Suicide has been an element of Japan’s cultural jigsaw as far back as the Samurai, who classed suicide as honourable when having fallen into enemy hands or who were forced to conduct self-slaughter through Seppuku 切腹 ,an excruciating gorging of one’s own stomach followed by a beheading after having been shamed. In modern day Japan, suicide is depicted often in Manga comic strips and popular literature while bullying and depression have also seeped their acid claws into the skin and minds of Japanese children with 245 child suicides reported in 2005.
What can be done to decrease the bullying and suicide rate, bestowing upon the Japanese a much-needed pair of rose-tinted glasses? Is inequality of the sexes a significant factor in Japan’s low satisfaction levels? Do advertising campaigns such as Thighvertsing further the country’s imbalance of the sexes? Governed by commercialism and trapped on the outside of a corporate bubble their parents long for them to enter, are the Japanese youth as unhappy as we perceive them to be? Is self-destruction truly an epidemic in Japan or has western media in its ever-increasing hunger for superlatives exaggerated the scale of Japanese melancholy?

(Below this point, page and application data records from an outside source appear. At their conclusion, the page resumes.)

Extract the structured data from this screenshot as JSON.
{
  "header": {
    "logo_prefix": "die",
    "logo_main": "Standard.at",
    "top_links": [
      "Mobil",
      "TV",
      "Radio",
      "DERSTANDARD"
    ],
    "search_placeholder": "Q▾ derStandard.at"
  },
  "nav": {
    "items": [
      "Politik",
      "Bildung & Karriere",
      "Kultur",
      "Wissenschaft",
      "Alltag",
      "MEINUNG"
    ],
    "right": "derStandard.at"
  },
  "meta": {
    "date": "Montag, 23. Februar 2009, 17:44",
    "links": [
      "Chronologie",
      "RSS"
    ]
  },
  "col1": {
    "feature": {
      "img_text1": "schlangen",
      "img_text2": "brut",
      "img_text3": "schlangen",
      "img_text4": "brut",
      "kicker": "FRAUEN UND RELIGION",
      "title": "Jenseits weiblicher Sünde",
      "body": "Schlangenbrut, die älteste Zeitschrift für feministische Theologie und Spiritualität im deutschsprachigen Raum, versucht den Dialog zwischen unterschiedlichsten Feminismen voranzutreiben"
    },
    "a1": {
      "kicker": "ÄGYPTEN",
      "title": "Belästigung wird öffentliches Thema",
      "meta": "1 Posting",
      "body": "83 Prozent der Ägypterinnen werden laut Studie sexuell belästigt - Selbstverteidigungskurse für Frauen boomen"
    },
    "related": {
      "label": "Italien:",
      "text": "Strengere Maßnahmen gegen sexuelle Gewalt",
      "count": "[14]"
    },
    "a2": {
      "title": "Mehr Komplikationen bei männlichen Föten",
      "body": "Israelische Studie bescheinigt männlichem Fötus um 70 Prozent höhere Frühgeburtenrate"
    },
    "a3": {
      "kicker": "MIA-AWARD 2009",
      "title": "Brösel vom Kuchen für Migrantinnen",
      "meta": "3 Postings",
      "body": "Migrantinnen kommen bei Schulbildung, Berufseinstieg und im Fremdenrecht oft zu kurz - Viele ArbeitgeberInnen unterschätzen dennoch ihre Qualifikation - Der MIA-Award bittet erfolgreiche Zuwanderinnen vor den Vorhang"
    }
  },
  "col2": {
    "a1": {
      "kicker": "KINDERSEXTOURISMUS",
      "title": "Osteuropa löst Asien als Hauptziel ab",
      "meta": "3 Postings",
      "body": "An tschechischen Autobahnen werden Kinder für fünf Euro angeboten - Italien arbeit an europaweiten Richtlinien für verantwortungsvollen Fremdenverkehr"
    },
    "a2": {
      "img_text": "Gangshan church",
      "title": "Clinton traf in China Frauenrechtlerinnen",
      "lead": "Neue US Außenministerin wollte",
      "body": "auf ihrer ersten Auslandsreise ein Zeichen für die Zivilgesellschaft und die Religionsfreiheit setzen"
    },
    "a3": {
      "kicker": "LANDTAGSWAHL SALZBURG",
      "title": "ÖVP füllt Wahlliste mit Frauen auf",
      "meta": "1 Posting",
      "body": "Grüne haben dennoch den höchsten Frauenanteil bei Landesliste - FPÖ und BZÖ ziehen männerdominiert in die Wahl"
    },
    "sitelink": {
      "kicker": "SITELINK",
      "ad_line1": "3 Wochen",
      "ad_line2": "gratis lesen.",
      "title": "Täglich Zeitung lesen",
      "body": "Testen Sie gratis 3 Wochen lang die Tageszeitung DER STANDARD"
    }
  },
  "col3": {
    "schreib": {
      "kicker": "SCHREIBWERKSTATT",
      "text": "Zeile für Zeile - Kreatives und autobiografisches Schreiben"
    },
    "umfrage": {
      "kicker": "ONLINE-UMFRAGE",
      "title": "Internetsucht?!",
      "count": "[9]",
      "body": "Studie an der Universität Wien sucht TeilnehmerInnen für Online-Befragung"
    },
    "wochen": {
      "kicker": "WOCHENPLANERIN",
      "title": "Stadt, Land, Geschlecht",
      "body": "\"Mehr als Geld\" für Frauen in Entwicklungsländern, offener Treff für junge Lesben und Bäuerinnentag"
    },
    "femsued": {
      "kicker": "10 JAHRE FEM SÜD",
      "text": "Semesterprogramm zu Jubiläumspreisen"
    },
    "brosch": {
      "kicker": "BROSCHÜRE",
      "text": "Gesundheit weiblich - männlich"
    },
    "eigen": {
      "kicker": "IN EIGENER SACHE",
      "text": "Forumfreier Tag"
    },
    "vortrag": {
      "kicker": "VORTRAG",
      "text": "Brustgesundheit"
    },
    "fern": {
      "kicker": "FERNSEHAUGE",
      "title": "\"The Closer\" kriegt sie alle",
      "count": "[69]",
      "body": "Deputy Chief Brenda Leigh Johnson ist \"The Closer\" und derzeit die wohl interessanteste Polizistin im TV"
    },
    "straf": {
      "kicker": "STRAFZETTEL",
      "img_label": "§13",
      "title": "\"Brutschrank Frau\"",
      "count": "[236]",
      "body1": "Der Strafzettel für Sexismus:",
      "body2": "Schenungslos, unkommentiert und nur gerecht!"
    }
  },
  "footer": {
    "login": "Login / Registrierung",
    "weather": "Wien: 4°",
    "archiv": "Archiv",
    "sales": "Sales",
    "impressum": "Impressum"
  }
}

Interested in learning more on the land of the rising sun? Have a flick through some of these tantalising articles on all things Japanese from the blogosphere: Taste of Japan, Quirky Japan, Let’s Japan, The good and bad of Japan, Tokyo Times and 365 Awesome things about Japan